* WHAT TO WORK ON
Which lines of the data hold the word "this"? Copy all of them.

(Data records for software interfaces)
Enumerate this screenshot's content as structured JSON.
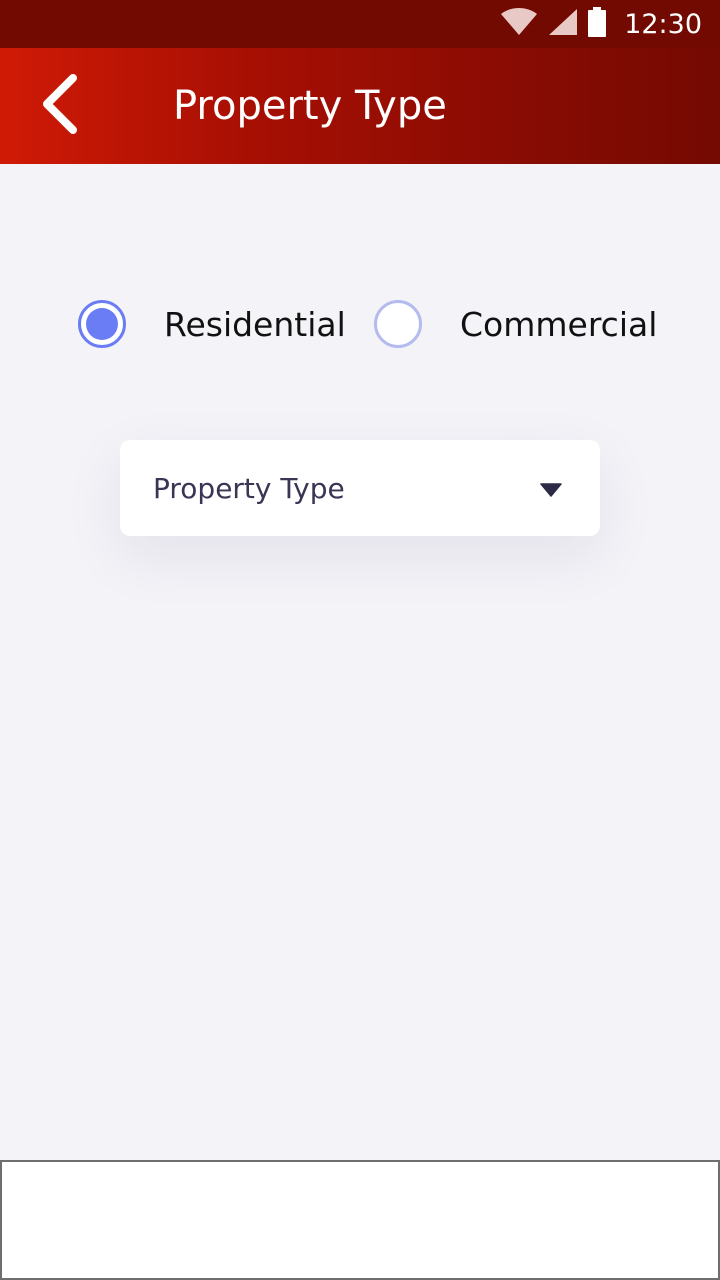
{
  "status_bar": {
    "time": "12:30",
    "icons": [
      "wifi-icon",
      "cellular-signal-icon",
      "battery-icon"
    ]
  },
  "app_bar": {
    "title": "Property Type",
    "back_icon": "chevron-left-icon",
    "gradient_colors": [
      "#d01a06",
      "#740a02"
    ]
  },
  "property_category": {
    "options": [
      {
        "label": "Residential",
        "selected": true
      },
      {
        "label": "Commercial",
        "selected": false
      }
    ],
    "accent_color": "#6a7df5"
  },
  "property_type_dropdown": {
    "selected_value": "Property Type",
    "caret_icon": "caret-down-icon"
  }
}
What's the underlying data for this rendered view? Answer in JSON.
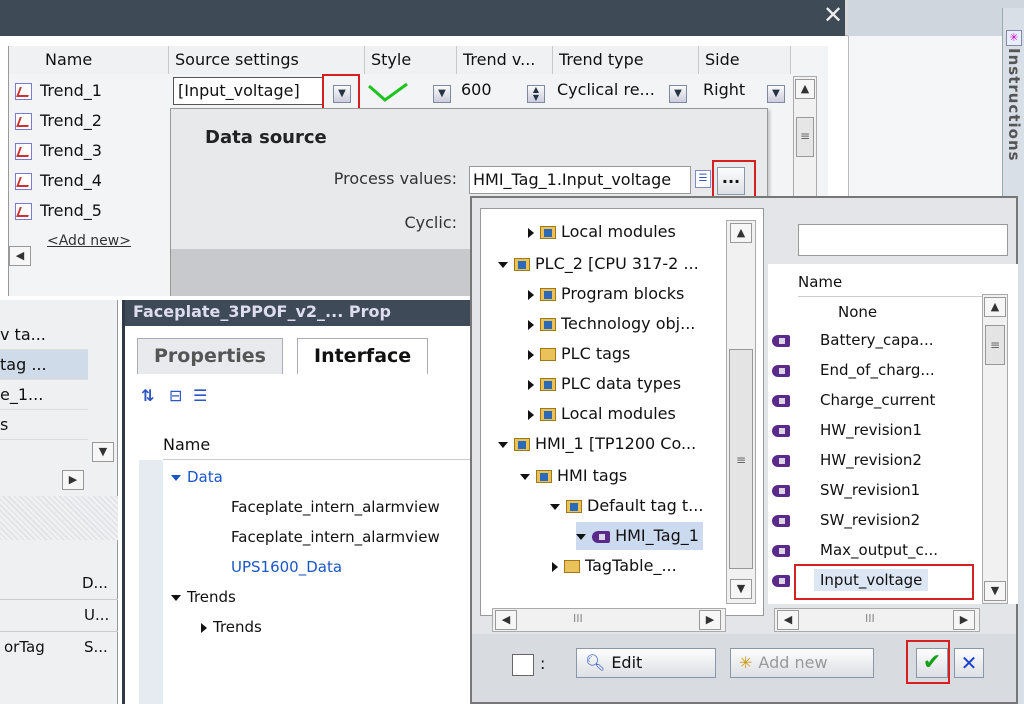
{
  "instructions_label": "Instructions",
  "grid": {
    "headers": [
      "Name",
      "Source settings",
      "Style",
      "Trend v...",
      "Trend type",
      "Side"
    ],
    "rows": [
      {
        "name": "Trend_1"
      },
      {
        "name": "Trend_2"
      },
      {
        "name": "Trend_3"
      },
      {
        "name": "Trend_4"
      },
      {
        "name": "Trend_5"
      }
    ],
    "add_new": "<Add new>",
    "trend1": {
      "source": "[Input_voltage]",
      "trend_value": "600",
      "trend_type": "Cyclical re...",
      "side": "Right"
    }
  },
  "popup": {
    "title": "Data source",
    "process_label": "Process values:",
    "process_value": "HMI_Tag_1.Input_voltage",
    "cyclic_label": "Cyclic:",
    "browse_btn": "..."
  },
  "left_list": [
    "v ta...",
    "tag ...",
    "e_1...",
    "s"
  ],
  "left_bottom": {
    "col1": "D...",
    "row1b": "U...",
    "row2a": "orTag",
    "row2b": "S..."
  },
  "faceplate": {
    "title": "Faceplate_3PPOF_v2_... Prop",
    "tabs": [
      "Properties",
      "Interface"
    ],
    "col_header": "Name",
    "items": [
      {
        "label": "Data",
        "color": "#1a55c8"
      },
      {
        "label": "Faceplate_intern_alarmview",
        "color": "#222"
      },
      {
        "label": "Faceplate_intern_alarmview",
        "color": "#222"
      },
      {
        "label": "UPS1600_Data",
        "color": "#1a55c8"
      },
      {
        "label": "Trends",
        "color": "#222"
      },
      {
        "label": "Trends",
        "color": "#222"
      }
    ]
  },
  "tree": {
    "items": [
      {
        "label": "Local modules"
      },
      {
        "label": "PLC_2 [CPU 317-2 ..."
      },
      {
        "label": "Program blocks"
      },
      {
        "label": "Technology obj..."
      },
      {
        "label": "PLC tags"
      },
      {
        "label": "PLC data types"
      },
      {
        "label": "Local modules"
      },
      {
        "label": "HMI_1 [TP1200 Co..."
      },
      {
        "label": "HMI tags"
      },
      {
        "label": "Default tag t..."
      },
      {
        "label": "HMI_Tag_1"
      },
      {
        "label": "TagTable_..."
      }
    ]
  },
  "taglist": {
    "header": "Name",
    "items": [
      "None",
      "Battery_capa...",
      "End_of_charg...",
      "Charge_current",
      "HW_revision1",
      "HW_revision2",
      "SW_revision1",
      "SW_revision2",
      "Max_output_c...",
      "Input_voltage"
    ]
  },
  "footer": {
    "colon": ":",
    "edit": "Edit",
    "add_new": "Add new",
    "scroll_mark": "III"
  }
}
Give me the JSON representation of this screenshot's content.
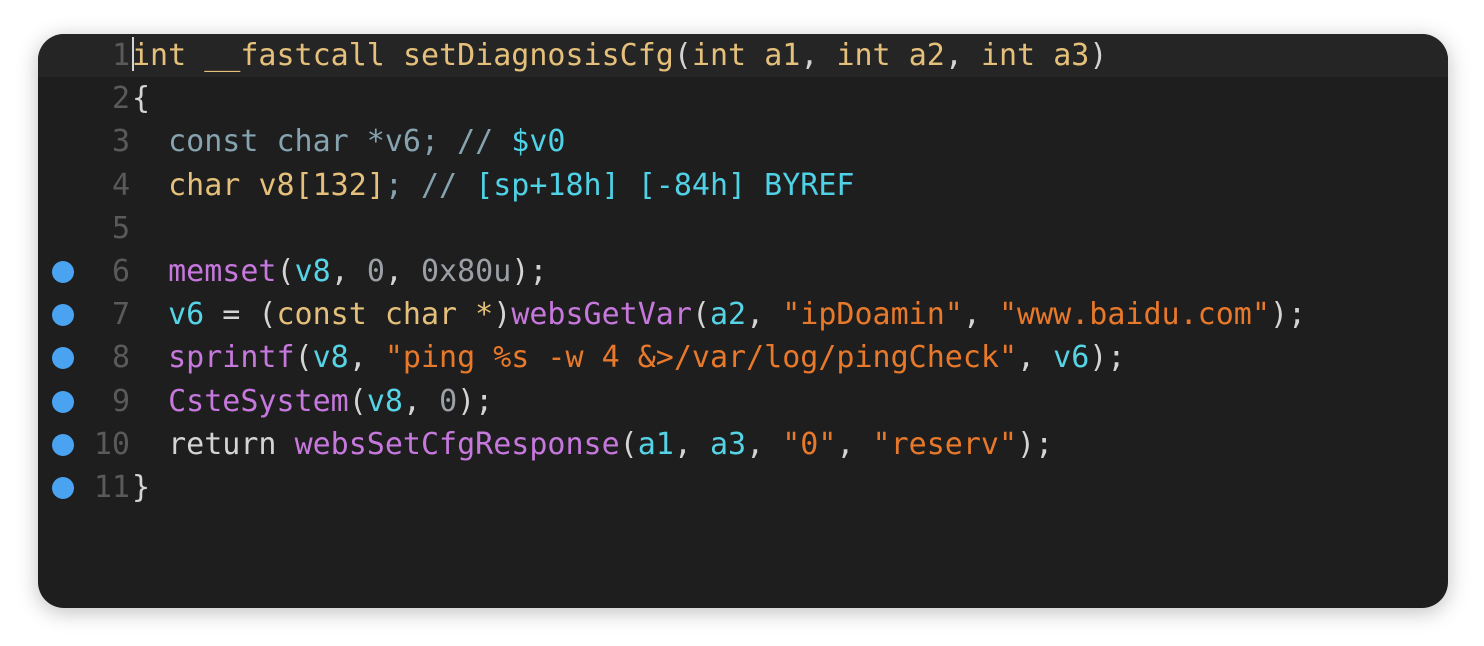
{
  "colors": {
    "background": "#1e1e1e",
    "line_number": "#5a5a5a",
    "breakpoint": "#4aa3f0",
    "keyword": "#e5c07b",
    "function": "#c678dd",
    "variable": "#56d4e6",
    "string": "#e8792b",
    "plain": "#d4d4d4"
  },
  "editor": {
    "lines": [
      {
        "number": "1",
        "breakpoint": false,
        "tokens": [
          {
            "t": "int",
            "c": "kw"
          },
          {
            "t": " ",
            "c": "punc"
          },
          {
            "t": "__fastcall",
            "c": "kw"
          },
          {
            "t": " ",
            "c": "punc"
          },
          {
            "t": "setDiagnosisCfg",
            "c": "kw"
          },
          {
            "t": "(",
            "c": "punc"
          },
          {
            "t": "int",
            "c": "kw"
          },
          {
            "t": " ",
            "c": "punc"
          },
          {
            "t": "a1",
            "c": "kw"
          },
          {
            "t": ", ",
            "c": "punc"
          },
          {
            "t": "int",
            "c": "kw"
          },
          {
            "t": " ",
            "c": "punc"
          },
          {
            "t": "a2",
            "c": "kw"
          },
          {
            "t": ", ",
            "c": "punc"
          },
          {
            "t": "int",
            "c": "kw"
          },
          {
            "t": " ",
            "c": "punc"
          },
          {
            "t": "a3",
            "c": "kw"
          },
          {
            "t": ")",
            "c": "punc"
          }
        ]
      },
      {
        "number": "2",
        "breakpoint": false,
        "tokens": [
          {
            "t": "{",
            "c": "punc"
          }
        ]
      },
      {
        "number": "3",
        "breakpoint": false,
        "tokens": [
          {
            "t": "  ",
            "c": "punc"
          },
          {
            "t": "const char *v6; // ",
            "c": "dim"
          },
          {
            "t": "$v0",
            "c": "cmtname"
          }
        ]
      },
      {
        "number": "4",
        "breakpoint": false,
        "tokens": [
          {
            "t": "  ",
            "c": "punc"
          },
          {
            "t": "char",
            "c": "kw"
          },
          {
            "t": " ",
            "c": "punc"
          },
          {
            "t": "v8",
            "c": "kw"
          },
          {
            "t": "[132]",
            "c": "kw"
          },
          {
            "t": "; // ",
            "c": "dim"
          },
          {
            "t": "[sp+18h] [-84h] BYREF",
            "c": "cmtname"
          }
        ]
      },
      {
        "number": "5",
        "breakpoint": false,
        "tokens": []
      },
      {
        "number": "6",
        "breakpoint": true,
        "tokens": [
          {
            "t": "  ",
            "c": "punc"
          },
          {
            "t": "memset",
            "c": "fn"
          },
          {
            "t": "(",
            "c": "punc"
          },
          {
            "t": "v8",
            "c": "var"
          },
          {
            "t": ", ",
            "c": "punc"
          },
          {
            "t": "0",
            "c": "num"
          },
          {
            "t": ", ",
            "c": "punc"
          },
          {
            "t": "0x80u",
            "c": "num"
          },
          {
            "t": ");",
            "c": "punc"
          }
        ]
      },
      {
        "number": "7",
        "breakpoint": true,
        "tokens": [
          {
            "t": "  ",
            "c": "punc"
          },
          {
            "t": "v6",
            "c": "var"
          },
          {
            "t": " = (",
            "c": "punc"
          },
          {
            "t": "const char *",
            "c": "kw"
          },
          {
            "t": ")",
            "c": "punc"
          },
          {
            "t": "websGetVar",
            "c": "fn"
          },
          {
            "t": "(",
            "c": "punc"
          },
          {
            "t": "a2",
            "c": "var"
          },
          {
            "t": ", ",
            "c": "punc"
          },
          {
            "t": "\"ipDoamin\"",
            "c": "str"
          },
          {
            "t": ", ",
            "c": "punc"
          },
          {
            "t": "\"www.baidu.com\"",
            "c": "str"
          },
          {
            "t": ");",
            "c": "punc"
          }
        ]
      },
      {
        "number": "8",
        "breakpoint": true,
        "tokens": [
          {
            "t": "  ",
            "c": "punc"
          },
          {
            "t": "sprintf",
            "c": "fn"
          },
          {
            "t": "(",
            "c": "punc"
          },
          {
            "t": "v8",
            "c": "var"
          },
          {
            "t": ", ",
            "c": "punc"
          },
          {
            "t": "\"ping %s -w 4 &>/var/log/pingCheck\"",
            "c": "str"
          },
          {
            "t": ", ",
            "c": "punc"
          },
          {
            "t": "v6",
            "c": "var"
          },
          {
            "t": ");",
            "c": "punc"
          }
        ]
      },
      {
        "number": "9",
        "breakpoint": true,
        "tokens": [
          {
            "t": "  ",
            "c": "punc"
          },
          {
            "t": "CsteSystem",
            "c": "fn"
          },
          {
            "t": "(",
            "c": "punc"
          },
          {
            "t": "v8",
            "c": "var"
          },
          {
            "t": ", ",
            "c": "punc"
          },
          {
            "t": "0",
            "c": "num"
          },
          {
            "t": ");",
            "c": "punc"
          }
        ]
      },
      {
        "number": "10",
        "breakpoint": true,
        "tokens": [
          {
            "t": "  ",
            "c": "punc"
          },
          {
            "t": "return",
            "c": "punc"
          },
          {
            "t": " ",
            "c": "punc"
          },
          {
            "t": "websSetCfgResponse",
            "c": "fn"
          },
          {
            "t": "(",
            "c": "punc"
          },
          {
            "t": "a1",
            "c": "var"
          },
          {
            "t": ", ",
            "c": "punc"
          },
          {
            "t": "a3",
            "c": "var"
          },
          {
            "t": ", ",
            "c": "punc"
          },
          {
            "t": "\"0\"",
            "c": "str"
          },
          {
            "t": ", ",
            "c": "punc"
          },
          {
            "t": "\"reserv\"",
            "c": "str"
          },
          {
            "t": ");",
            "c": "punc"
          }
        ]
      },
      {
        "number": "11",
        "breakpoint": true,
        "tokens": [
          {
            "t": "}",
            "c": "punc"
          }
        ]
      }
    ]
  }
}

* ANSWER SECTION
Enumerate this screenshot's content as structured JSON.
What's the underlying data for this rendered view? Answer in JSON.
Give me the JSON representation of this screenshot's content.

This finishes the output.